 PRES students examine animal artifacts

“Wait, this is actually bear skin?!” a Pound Ridge Elementary School fourth grader asked incredulously. The student was petting the soft fur but pulled back her hand quickly when she realized what it was. On display tables around her, there were a variety of artifacts made from animals and other natural elements: a piece of deer jaw that was used to take off corn kernels, a fishbone necklace, a turkey bone whistle.

The artifacts were brought to PRES by Carla Messinger, a Lenape descendant from Pennsylvania, to teach students about Native American culture in celebration of Native American Heritage Month and as part of the fourth-grade curriculum.

“The Lenape people were incredible recyclers,” Messinger told students. “They used and reused everything they could.”

She told students how the Lenape used animal bones for everything from instruments and jewelry to spoons. They used hollowed-out and dried squash to create drinking vessels similar to today’s sports bottles. They even used the fluffy part of cattails to stuff diapers.

Messinger also spoke about how the Lenape and colonists influenced each other’s cultures, showed traditional clothing, explained how the Lenape were a matriarchal society and so much more. After her talk, students were able to explore all the artifacts she brought with her and ask questions.

A couple of the girls in Randi Neglia’s class were incredibly interested in something called a rain stick. While it looked like a piece of a branch, if you moved it around, there was a tumbling sound inside of it. As the students explored it more, they tried to figure out what could possibly be making the sound inside and wondered why it made different noises in different positions.

“We’re not going to know what’s on the inside unless we ask,” Neglia said when the students brought it to her attention. “That’s how we get answers.”

The girls brought the stick to Messinger, who was happy to explain that it was a dried-out piece of cactus that was plugged up after pebbles were stuffed inside. Sticks like that were used to pray for rain, as a soothing sound to get babies to sleep and even as a percussion instrument at celebrations.

“This is another example of how they reused things in really resourceful ways,” Messinger said.

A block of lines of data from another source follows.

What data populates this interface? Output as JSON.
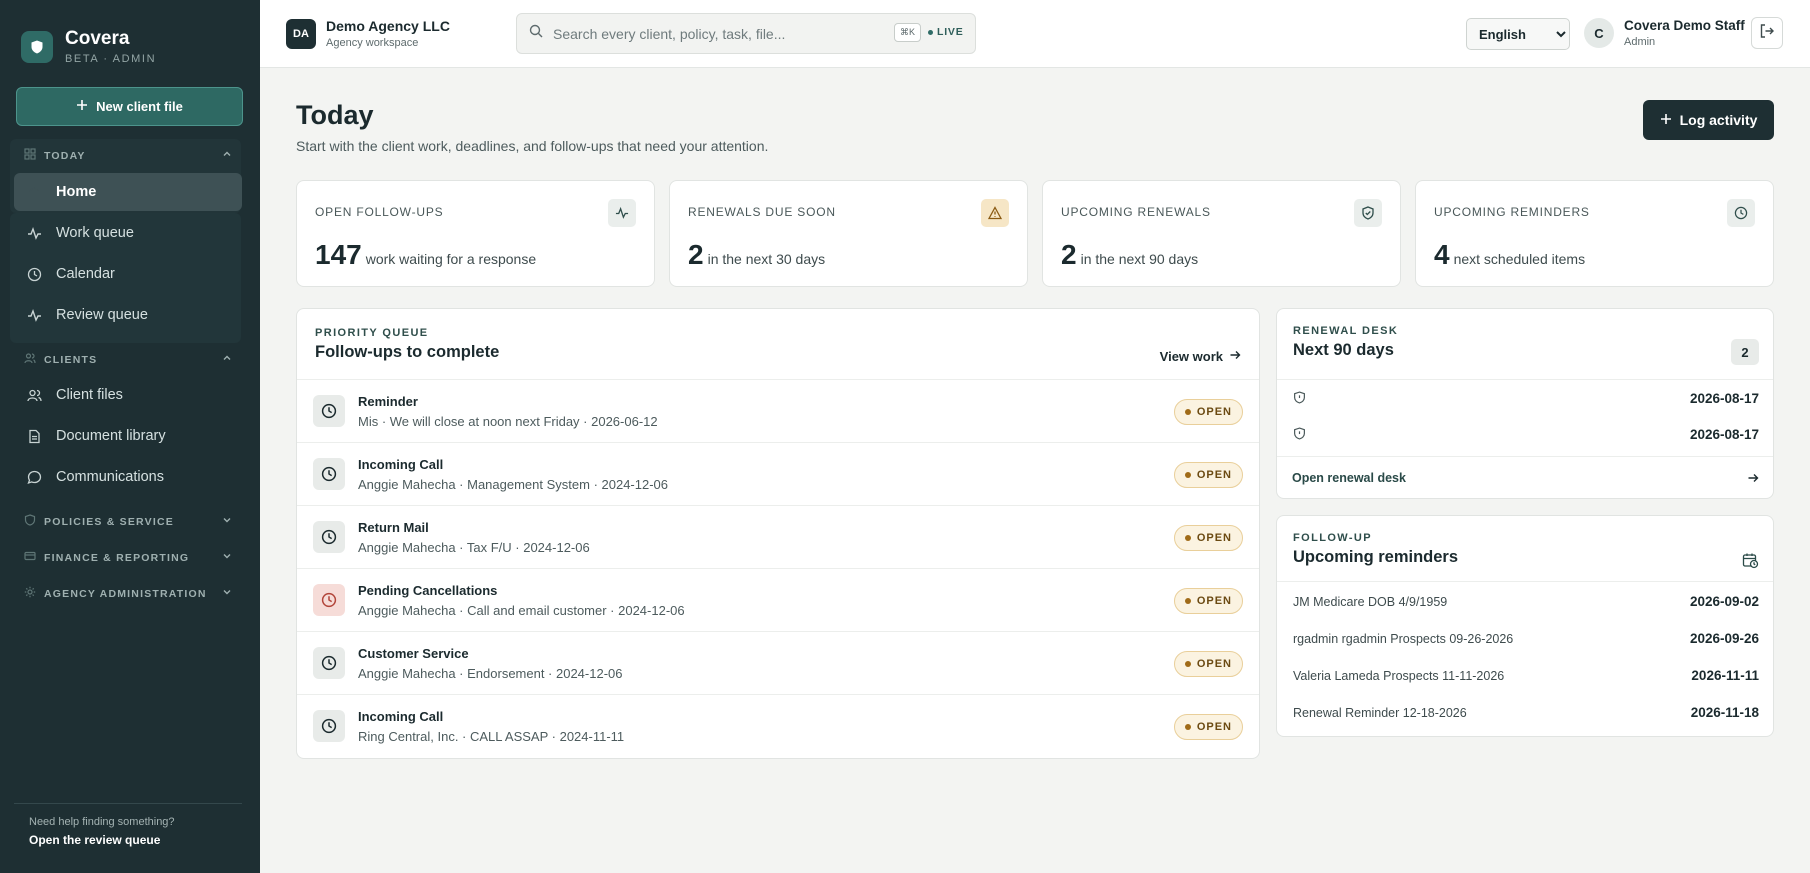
{
  "sidebar": {
    "brand": {
      "name": "Covera",
      "sub": "BETA · ADMIN"
    },
    "new_client_label": "New client file",
    "sections": {
      "today": "TODAY",
      "clients": "CLIENTS",
      "policies": "POLICIES & SERVICE",
      "finance": "FINANCE & REPORTING",
      "admin": "AGENCY ADMINISTRATION"
    },
    "today_items": [
      {
        "label": "Home",
        "icon": "home-icon"
      },
      {
        "label": "Work queue",
        "icon": "activity-icon"
      },
      {
        "label": "Calendar",
        "icon": "clock-icon"
      },
      {
        "label": "Review queue",
        "icon": "activity-icon"
      }
    ],
    "client_items": [
      {
        "label": "Client files",
        "icon": "users-icon"
      },
      {
        "label": "Document library",
        "icon": "document-icon"
      },
      {
        "label": "Communications",
        "icon": "chat-icon"
      }
    ],
    "footer": {
      "help_text": "Need help finding something?",
      "help_link": "Open the review queue"
    }
  },
  "header": {
    "agency_badge": "DA",
    "agency_name": "Demo Agency LLC",
    "agency_sub": "Agency workspace",
    "search_placeholder": "Search every client, policy, task, file...",
    "search_shortcut": "⌘K",
    "live_label": "LIVE",
    "language": "English",
    "user_initial": "C",
    "user_name": "Covera Demo Staff",
    "user_role": "Admin"
  },
  "main": {
    "title": "Today",
    "subtitle": "Start with the client work, deadlines, and follow-ups that need your attention.",
    "log_activity_label": "Log activity",
    "stats": [
      {
        "label": "OPEN FOLLOW-UPS",
        "value": "147",
        "text": "work waiting for a response",
        "icon": "activity-icon"
      },
      {
        "label": "RENEWALS DUE SOON",
        "value": "2",
        "text": "in the next 30 days",
        "icon": "warning-icon"
      },
      {
        "label": "UPCOMING RENEWALS",
        "value": "2",
        "text": "in the next 90 days",
        "icon": "shield-check-icon"
      },
      {
        "label": "UPCOMING REMINDERS",
        "value": "4",
        "text": "next scheduled items",
        "icon": "clock-icon"
      }
    ],
    "priority_queue": {
      "eyebrow": "PRIORITY QUEUE",
      "title": "Follow-ups to complete",
      "view_work_label": "View work",
      "status_label": "OPEN",
      "rows": [
        {
          "title": "Reminder",
          "meta": "Mis · We will close at noon next Friday · 2026-06-12"
        },
        {
          "title": "Incoming Call",
          "meta": "Anggie Mahecha · Management System · 2024-12-06"
        },
        {
          "title": "Return Mail",
          "meta": "Anggie Mahecha · Tax F/U · 2024-12-06"
        },
        {
          "title": "Pending Cancellations",
          "meta": "Anggie Mahecha · Call and email customer · 2024-12-06"
        },
        {
          "title": "Customer Service",
          "meta": "Anggie Mahecha · Endorsement · 2024-12-06"
        },
        {
          "title": "Incoming Call",
          "meta": "Ring Central, Inc. · CALL ASSAP · 2024-11-11"
        }
      ]
    },
    "renewal_desk": {
      "eyebrow": "RENEWAL DESK",
      "title": "Next 90 days",
      "count": "2",
      "rows": [
        {
          "date": "2026-08-17"
        },
        {
          "date": "2026-08-17"
        }
      ],
      "link_label": "Open renewal desk"
    },
    "reminders": {
      "eyebrow": "FOLLOW-UP",
      "title": "Upcoming reminders",
      "rows": [
        {
          "name": "JM Medicare DOB 4/9/1959",
          "date": "2026-09-02"
        },
        {
          "name": "rgadmin rgadmin Prospects 09-26-2026",
          "date": "2026-09-26"
        },
        {
          "name": "Valeria Lameda Prospects 11-11-2026",
          "date": "2026-11-11"
        },
        {
          "name": "Renewal Reminder 12-18-2026",
          "date": "2026-11-18"
        }
      ]
    }
  },
  "colors": {
    "sidebar": "#1e2f33",
    "accent": "#2e6963",
    "badge_bg": "#fbf3e1",
    "warning_bg": "#f6e6c6",
    "danger_bg": "#f6dcd8"
  }
}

The presentation truly inspired active, connected learning and pushed students to examine artifacts, ask questions and think critically.

PRES students touch animal pelts